So, does have Grace have a preference over wrestling or powerlifting? “It’s difficult to say, because they both mean completely different things to me. Professional wrestling pays the bills and I’ve been doing it forever and I love it, but powerlifting is something different. There’s no ‘if’s’, ‘and’s’ or ‘but’s’ about it, you can either lift the weight or you can’t, so I do feel a different type of fulfillment when I’m able to do something in a competition.” And, speaking of doing ‘something’ in a competition, Grace broke 3 Georgia State and National Records at a World Natural Powerlifting Federation (WNPF) competition last year, in the 165-pound weight class. Incredibly, she squatted 320 pounds (150 kilograms), bench pressed 210 pounds (95 kilograms) and deadlifted 355 pounds (161 kilograms). Then, in February at an unsanctioned powerlifting meet, Grace showed further progress by smashing all of those numbers to hit a total of 1,065 pounds (483 kilograms).

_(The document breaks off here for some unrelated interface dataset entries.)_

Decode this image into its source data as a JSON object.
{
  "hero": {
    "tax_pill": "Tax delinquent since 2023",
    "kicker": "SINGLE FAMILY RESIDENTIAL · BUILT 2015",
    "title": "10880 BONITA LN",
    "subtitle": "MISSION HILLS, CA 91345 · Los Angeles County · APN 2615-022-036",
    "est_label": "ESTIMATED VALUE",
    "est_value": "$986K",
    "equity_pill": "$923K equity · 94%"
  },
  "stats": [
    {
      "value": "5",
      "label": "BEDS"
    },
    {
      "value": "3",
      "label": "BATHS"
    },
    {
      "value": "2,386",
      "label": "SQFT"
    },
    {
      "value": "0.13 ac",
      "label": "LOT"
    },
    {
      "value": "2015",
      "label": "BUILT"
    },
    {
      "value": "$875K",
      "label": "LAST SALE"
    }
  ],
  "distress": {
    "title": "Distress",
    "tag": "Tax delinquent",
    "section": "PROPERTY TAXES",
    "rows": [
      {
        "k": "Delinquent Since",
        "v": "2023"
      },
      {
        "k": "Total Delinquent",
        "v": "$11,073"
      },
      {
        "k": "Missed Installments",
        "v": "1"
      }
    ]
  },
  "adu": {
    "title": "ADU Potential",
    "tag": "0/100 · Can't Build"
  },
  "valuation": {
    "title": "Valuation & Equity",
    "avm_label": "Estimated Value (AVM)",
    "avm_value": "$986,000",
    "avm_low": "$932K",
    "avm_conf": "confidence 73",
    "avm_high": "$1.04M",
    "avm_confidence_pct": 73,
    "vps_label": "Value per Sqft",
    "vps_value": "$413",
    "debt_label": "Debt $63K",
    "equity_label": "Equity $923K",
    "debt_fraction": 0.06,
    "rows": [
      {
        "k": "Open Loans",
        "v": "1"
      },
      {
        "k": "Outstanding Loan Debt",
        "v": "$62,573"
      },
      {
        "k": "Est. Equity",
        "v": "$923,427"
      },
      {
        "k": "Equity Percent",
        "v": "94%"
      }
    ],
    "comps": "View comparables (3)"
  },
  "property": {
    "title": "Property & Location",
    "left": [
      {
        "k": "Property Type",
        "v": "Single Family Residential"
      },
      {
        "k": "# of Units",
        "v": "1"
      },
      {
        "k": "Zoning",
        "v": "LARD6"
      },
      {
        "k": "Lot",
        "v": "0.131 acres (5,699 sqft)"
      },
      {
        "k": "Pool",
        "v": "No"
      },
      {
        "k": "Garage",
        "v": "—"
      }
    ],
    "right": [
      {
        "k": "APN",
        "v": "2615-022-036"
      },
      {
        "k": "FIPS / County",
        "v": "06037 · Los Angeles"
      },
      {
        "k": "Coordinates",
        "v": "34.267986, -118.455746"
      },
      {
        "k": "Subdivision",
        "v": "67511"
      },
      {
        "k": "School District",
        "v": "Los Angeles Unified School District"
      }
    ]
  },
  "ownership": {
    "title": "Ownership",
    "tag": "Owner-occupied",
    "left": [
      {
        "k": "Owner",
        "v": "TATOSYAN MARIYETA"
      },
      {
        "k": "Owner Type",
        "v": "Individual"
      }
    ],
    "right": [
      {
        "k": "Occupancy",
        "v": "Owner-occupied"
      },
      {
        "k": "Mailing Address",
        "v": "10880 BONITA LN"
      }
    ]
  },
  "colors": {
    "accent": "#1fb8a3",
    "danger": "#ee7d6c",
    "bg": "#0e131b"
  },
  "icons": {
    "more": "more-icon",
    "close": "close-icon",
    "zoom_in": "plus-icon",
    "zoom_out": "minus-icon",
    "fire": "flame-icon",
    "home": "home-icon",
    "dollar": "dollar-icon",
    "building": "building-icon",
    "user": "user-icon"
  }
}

The balance between wrestling and lifting continues to bring challenges, but Graces takes it all with good… well… Grace! Recently, the grappler was forced to ease off the heavy weights for a short time after a bad landing in a match caused her to suffer from back pain. So, instead she shifted to Powerbuilding training while she recuperates. “It’s like a program that is a little bit between powerlifting and bodybuilding,” says Grace. “It’s not the full-fledged, 100 percent powerlifting, basically.” Powerbuilding is a great way to work on muscle building and strength gains at the same time.
As IMPACT! celebrates its twentieth Slammiversary pay-per-view on June 19, available on FITE.TV and “Thick Mama Pump” is hoping to be at her best in order to crush 4 other opponents in her quest to regain the Knockouts title in a “Queen of the Mountain” match. While Grace has achieved so much already, there are still many dream matches for her to look forward to, so who does she have her eye on? “Dakota Kai would be great to wrestle,” says Grace. “And, I think Rhea Ripley. That’s a dream match that a lot of people have picked, and it’s one of mine too.” The powerhouse is also excited about the possibility of wrestling meeting up again with Athena having last wrestled her around 10 years ago. But right now, there’s nothing more important than gaining that shiny Knockouts title. “Slammiversary is gonna be awesome,” beams Grace, who is excited about the prospect of being victorious on the historic show.
Not only is Jordynne Grace an inspiration as far as her athleticism goes, but she is also a shining light for other people who may not feel like they fit a certain mold. With a massive social media following, Grace has to deal with negative comments like many of us but The star says she is learning that giving attention to trolls is to gift them with exactly what they are looking for. “One of the most important things to understand is that loving your body is really a process, it’s a day-to-day thing,” says Grace. “Look at your body as a whole, as opposed to ‘I hate how fat my thighs are’ or ‘I hate my stomach’ and stuff like that. Be cognisant of all the things that your body does for you on a daily basis and once you realise that it becomes ten times easier to love yourself.”
Day 1 (Chest/Triceps)
Day 2 (Quads)
Day 3 (Shoulders)